* _Materials provided_:
—————

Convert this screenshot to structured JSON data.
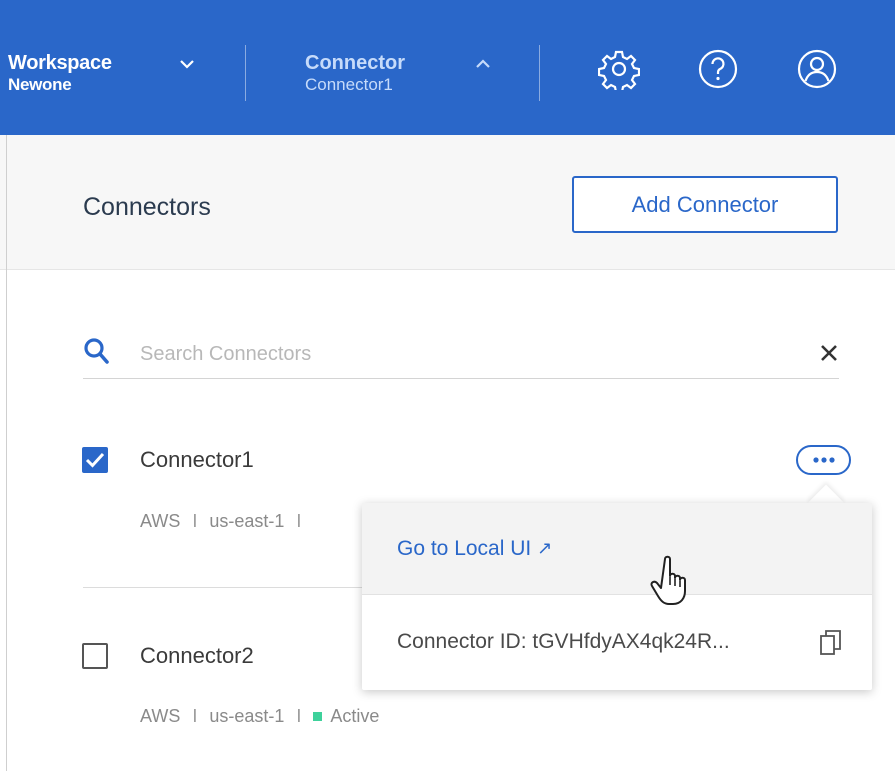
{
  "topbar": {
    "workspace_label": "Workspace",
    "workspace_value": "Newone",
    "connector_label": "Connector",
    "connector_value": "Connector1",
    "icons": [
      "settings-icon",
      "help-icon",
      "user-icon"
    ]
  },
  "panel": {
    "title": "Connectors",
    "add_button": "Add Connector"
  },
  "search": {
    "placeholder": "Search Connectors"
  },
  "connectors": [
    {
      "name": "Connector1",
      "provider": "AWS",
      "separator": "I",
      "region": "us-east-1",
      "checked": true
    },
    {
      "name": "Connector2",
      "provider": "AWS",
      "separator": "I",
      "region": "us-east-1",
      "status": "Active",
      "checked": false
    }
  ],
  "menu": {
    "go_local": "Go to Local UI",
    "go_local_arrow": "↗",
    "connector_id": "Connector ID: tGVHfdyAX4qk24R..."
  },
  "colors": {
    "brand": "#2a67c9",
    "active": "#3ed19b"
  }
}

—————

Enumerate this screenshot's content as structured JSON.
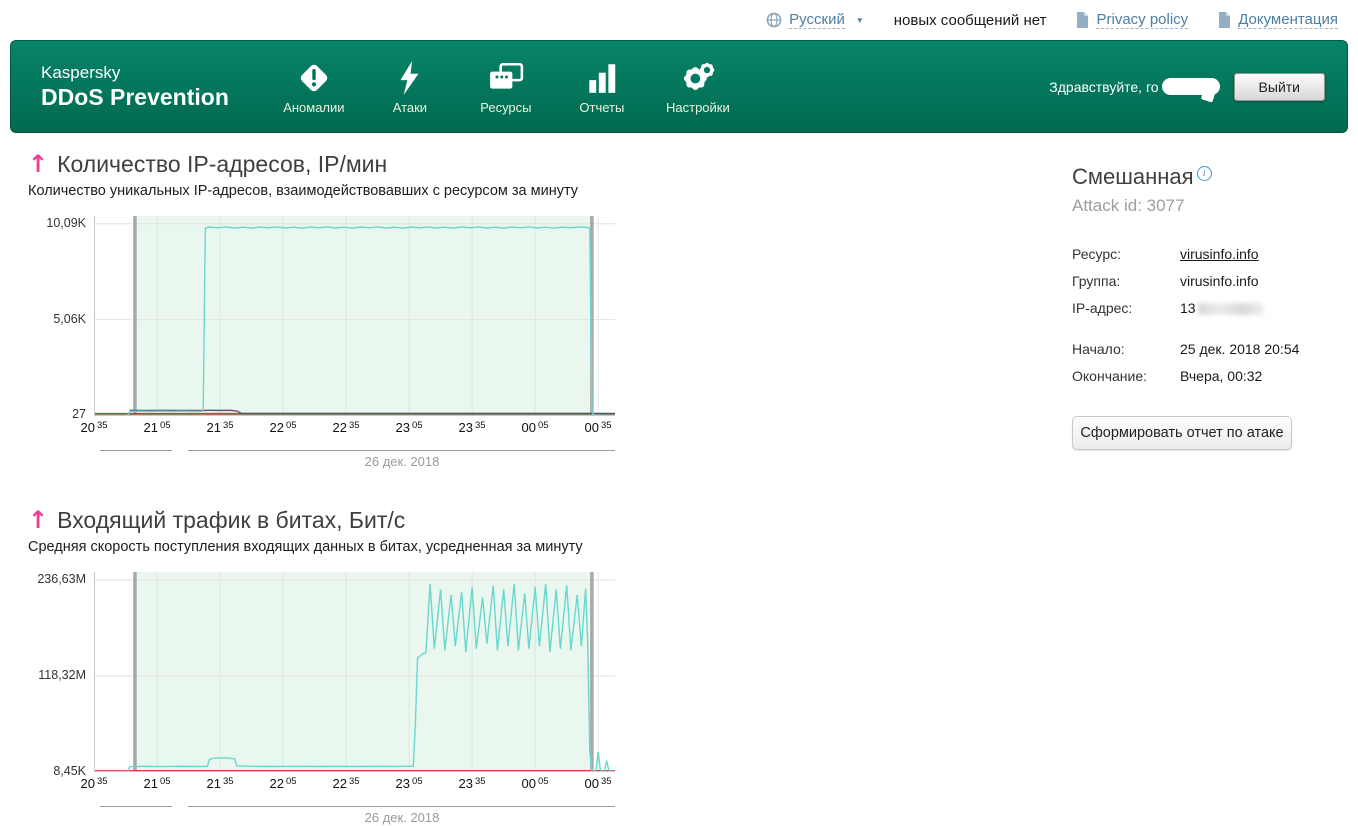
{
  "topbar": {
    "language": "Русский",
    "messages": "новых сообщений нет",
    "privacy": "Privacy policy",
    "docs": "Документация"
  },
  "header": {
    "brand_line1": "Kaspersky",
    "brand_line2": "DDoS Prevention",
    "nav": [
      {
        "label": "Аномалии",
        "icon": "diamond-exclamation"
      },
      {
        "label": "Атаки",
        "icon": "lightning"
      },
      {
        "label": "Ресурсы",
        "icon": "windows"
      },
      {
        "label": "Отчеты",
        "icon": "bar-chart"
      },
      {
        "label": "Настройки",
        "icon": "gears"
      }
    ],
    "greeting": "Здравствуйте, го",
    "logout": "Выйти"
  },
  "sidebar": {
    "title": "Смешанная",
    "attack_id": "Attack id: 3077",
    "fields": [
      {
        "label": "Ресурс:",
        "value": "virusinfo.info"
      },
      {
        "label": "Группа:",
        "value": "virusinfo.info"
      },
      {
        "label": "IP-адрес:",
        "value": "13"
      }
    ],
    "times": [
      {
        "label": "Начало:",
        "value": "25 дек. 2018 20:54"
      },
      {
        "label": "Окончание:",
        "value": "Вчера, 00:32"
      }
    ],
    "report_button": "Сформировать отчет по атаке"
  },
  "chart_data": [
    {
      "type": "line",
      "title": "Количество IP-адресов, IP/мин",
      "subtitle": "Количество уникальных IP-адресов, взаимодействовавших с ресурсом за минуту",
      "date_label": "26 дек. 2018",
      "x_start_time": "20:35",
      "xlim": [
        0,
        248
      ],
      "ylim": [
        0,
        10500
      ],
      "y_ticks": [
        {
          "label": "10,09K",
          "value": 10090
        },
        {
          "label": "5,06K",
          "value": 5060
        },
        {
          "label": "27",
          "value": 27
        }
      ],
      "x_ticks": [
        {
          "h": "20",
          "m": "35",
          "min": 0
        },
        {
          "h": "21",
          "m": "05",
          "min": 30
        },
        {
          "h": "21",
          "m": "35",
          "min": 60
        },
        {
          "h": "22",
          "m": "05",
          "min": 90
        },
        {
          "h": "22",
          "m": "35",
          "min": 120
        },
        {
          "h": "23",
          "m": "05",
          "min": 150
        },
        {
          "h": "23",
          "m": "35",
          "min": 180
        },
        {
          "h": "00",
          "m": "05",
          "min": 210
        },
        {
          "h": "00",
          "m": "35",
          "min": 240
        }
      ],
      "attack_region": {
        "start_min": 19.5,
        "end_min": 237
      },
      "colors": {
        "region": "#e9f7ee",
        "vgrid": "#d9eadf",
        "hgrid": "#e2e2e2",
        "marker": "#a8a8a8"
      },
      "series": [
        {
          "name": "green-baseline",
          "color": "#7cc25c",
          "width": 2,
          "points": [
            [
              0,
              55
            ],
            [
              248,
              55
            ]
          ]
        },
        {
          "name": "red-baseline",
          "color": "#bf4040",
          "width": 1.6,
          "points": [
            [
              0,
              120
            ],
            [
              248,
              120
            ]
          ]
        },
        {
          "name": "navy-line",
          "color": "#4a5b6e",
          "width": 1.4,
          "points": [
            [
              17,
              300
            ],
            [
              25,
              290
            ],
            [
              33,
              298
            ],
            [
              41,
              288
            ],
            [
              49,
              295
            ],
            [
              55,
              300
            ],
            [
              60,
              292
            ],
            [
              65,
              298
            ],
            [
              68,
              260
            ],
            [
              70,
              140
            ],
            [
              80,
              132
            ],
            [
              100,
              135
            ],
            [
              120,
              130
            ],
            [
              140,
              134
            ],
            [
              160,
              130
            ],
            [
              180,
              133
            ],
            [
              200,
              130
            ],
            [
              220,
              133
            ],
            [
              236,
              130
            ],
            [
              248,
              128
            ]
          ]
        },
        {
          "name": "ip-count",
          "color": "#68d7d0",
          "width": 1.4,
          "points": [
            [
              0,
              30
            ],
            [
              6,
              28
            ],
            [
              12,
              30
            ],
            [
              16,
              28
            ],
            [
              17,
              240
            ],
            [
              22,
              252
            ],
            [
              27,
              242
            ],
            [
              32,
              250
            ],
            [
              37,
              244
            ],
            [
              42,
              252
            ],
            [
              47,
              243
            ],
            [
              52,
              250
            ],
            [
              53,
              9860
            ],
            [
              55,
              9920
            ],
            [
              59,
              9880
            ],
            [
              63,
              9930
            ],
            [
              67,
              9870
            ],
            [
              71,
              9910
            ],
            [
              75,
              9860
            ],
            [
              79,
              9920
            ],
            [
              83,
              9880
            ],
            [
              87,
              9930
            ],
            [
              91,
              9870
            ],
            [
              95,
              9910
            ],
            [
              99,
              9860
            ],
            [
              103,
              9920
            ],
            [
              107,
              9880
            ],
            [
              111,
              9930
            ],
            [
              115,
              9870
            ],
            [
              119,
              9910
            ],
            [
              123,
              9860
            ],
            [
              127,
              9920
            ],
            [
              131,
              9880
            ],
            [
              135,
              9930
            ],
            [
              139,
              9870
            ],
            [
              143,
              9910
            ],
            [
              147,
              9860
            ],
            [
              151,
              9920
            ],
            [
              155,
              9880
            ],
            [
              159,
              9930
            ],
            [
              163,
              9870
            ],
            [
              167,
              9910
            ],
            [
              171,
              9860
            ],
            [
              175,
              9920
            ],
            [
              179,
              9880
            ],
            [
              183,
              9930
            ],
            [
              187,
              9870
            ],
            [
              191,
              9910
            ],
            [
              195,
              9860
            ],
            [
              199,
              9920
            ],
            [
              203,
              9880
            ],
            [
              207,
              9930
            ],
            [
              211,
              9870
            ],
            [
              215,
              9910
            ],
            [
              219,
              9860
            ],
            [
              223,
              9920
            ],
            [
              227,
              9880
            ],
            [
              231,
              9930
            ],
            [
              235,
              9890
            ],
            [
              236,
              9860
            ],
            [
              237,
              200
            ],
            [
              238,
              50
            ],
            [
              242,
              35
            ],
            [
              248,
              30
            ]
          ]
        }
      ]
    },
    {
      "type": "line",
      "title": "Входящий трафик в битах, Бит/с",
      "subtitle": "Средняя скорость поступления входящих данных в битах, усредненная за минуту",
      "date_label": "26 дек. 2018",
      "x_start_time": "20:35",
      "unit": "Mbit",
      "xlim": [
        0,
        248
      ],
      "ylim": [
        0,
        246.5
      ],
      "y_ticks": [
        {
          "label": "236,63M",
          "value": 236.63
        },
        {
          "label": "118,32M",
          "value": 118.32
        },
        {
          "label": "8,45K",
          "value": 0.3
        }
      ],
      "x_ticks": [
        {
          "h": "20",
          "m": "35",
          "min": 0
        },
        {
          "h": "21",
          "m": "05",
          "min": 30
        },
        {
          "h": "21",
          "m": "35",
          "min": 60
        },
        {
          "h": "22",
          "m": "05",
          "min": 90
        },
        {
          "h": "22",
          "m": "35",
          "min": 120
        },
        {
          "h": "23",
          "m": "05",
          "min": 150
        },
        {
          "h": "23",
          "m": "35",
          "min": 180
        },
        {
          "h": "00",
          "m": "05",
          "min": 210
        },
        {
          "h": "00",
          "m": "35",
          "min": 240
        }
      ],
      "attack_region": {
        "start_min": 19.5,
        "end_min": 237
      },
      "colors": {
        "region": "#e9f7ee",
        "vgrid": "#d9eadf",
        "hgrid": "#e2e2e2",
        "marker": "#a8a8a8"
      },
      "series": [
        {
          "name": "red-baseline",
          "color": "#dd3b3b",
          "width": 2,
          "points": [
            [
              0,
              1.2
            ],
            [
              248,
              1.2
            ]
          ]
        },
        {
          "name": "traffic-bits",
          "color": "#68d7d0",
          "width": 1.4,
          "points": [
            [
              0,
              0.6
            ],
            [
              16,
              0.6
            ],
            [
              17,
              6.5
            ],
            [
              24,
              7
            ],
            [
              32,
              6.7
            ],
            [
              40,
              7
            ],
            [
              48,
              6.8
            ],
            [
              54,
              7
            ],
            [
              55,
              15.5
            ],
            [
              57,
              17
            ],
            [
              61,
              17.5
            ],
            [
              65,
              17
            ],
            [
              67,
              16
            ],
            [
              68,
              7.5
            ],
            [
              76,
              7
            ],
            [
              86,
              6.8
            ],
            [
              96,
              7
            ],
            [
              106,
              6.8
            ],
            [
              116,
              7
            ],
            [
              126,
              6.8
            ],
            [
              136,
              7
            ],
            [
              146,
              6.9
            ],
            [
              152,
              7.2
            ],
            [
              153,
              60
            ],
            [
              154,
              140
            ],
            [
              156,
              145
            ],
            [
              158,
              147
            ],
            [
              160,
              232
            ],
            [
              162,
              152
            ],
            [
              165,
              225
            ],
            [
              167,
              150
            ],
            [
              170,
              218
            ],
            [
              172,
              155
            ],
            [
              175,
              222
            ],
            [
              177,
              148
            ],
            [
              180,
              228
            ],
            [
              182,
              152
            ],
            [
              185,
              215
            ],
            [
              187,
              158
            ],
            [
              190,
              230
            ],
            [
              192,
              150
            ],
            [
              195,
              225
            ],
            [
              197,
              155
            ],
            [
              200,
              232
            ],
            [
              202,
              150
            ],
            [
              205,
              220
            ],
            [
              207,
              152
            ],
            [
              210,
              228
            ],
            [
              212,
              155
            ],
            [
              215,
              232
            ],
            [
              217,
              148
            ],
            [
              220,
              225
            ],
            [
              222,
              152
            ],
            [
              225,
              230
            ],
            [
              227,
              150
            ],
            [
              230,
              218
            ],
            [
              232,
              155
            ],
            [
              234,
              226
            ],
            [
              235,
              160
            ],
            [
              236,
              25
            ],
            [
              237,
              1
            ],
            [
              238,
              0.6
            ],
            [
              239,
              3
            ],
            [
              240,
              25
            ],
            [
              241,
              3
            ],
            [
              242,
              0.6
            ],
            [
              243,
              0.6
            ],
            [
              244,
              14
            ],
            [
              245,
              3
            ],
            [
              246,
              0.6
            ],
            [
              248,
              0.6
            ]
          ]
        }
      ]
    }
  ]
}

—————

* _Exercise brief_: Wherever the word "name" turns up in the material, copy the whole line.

* _Problem solution_:
      "name": "Connector1",
      "name": "Connector2",
          "name": "green-baseline",
          "name": "red-baseline",
          "name": "navy-line",
          "name": "ip-count",
          "name": "red-baseline",
          "name": "traffic-bits",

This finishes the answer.